As we take the time to honor the troops that have served this country an kept America free, let's also take a monmet to consider the origins of what we now celebrate as Memorial Day!
Memorial Day is a federal holiday in the United States that is observed annually on the last Monday of May. It is a day of remembrance for those who have died in service to the country. The origins of Memorial Day can be traced back to the American Civil War. During the Civil War, which lasted from 1861 to 1865, more than 620,000 soldiers died in combat or from disease. As the war ended, communities throughout the country began holding ceremonies to honor the fallen soldiers. The first recorded observance of what would become Memorial Day occurred in Charleston, South Carolina in 1865, when a group of freed slaves and Union soldiers gathered to decorate the graves of Confederate soldiers who had died in a nearby prison camp. The practice of decorating the graves of soldiers spread throughout the country and became known as Decoration Day. The name Memorial Day was first used in 1882, and by the end of the 19th century, it had become a national holiday to honor all soldiers who had died in service. In 1971, Memorial Day was officially declared a federal holiday by an act of Congress.
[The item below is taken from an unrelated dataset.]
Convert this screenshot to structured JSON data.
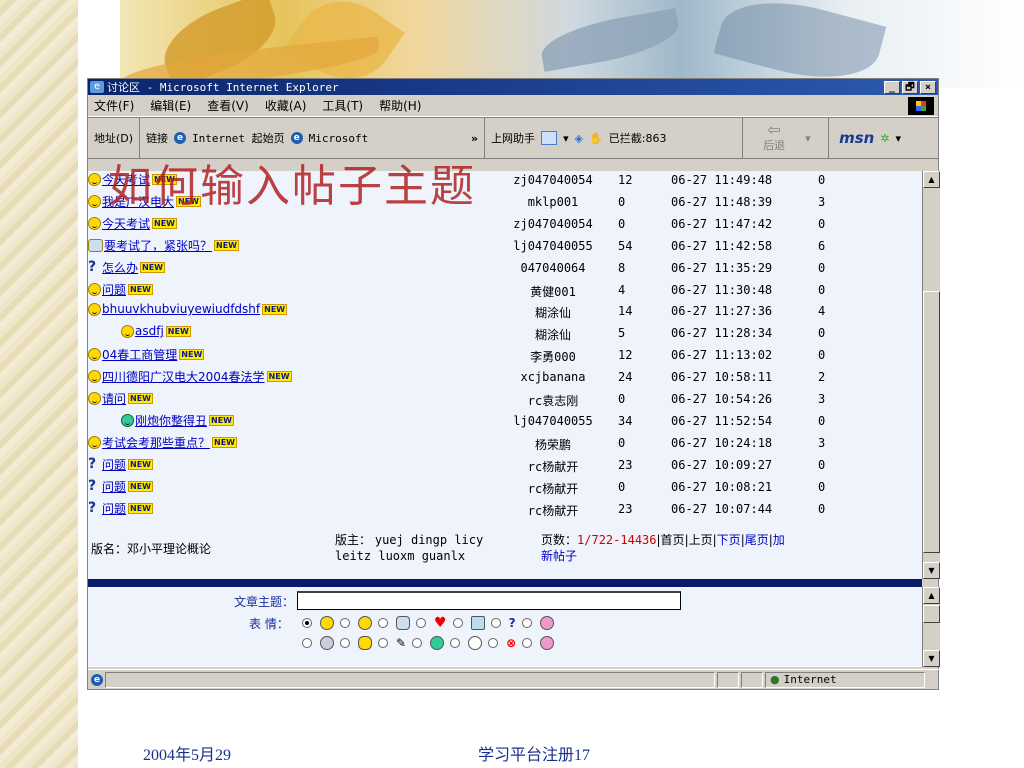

Today, communities across the country continue to observe Memorial Day with parades, ceremonies, and the decoration of graves.
While Memorial Day has its origins in the aftermath of the Civil War, it has come to represent a day of reflection and gratitude for the sacrifices made by all those who have served in the U.S. military.